** Opening Records for processing block **
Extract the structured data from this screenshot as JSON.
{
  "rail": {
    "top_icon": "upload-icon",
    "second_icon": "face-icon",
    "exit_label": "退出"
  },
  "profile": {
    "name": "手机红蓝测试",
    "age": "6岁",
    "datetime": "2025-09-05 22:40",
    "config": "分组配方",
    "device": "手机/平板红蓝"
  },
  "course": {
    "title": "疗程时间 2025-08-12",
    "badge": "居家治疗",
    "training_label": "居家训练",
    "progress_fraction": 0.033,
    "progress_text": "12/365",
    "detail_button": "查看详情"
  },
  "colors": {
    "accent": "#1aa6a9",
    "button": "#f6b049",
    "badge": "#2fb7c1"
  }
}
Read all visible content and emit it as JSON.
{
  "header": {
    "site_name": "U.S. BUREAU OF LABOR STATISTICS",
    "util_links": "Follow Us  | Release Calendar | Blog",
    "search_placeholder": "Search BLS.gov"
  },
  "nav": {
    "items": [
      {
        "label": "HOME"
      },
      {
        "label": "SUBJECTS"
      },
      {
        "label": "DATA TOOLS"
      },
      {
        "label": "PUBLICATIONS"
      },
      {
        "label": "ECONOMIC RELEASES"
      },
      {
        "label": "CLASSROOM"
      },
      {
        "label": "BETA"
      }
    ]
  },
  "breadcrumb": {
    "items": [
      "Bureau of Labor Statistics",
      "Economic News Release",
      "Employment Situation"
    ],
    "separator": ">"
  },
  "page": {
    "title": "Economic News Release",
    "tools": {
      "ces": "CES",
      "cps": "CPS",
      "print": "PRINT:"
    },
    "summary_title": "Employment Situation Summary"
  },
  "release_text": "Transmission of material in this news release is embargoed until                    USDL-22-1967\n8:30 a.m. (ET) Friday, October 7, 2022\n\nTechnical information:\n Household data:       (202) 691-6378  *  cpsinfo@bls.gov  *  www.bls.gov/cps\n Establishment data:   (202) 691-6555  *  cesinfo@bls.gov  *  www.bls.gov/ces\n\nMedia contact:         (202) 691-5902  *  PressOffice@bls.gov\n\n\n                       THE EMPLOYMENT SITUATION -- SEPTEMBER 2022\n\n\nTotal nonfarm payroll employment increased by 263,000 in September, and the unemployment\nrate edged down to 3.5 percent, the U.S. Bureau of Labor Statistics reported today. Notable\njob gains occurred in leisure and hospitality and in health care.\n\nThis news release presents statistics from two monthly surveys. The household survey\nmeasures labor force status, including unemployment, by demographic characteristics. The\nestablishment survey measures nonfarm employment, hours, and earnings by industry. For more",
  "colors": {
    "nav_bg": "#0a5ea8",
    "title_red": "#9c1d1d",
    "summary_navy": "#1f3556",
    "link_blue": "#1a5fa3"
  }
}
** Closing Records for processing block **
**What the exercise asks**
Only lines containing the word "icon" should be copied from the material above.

**Response to this task**
    "top_icon": "upload-icon",
    "second_icon": "face-icon",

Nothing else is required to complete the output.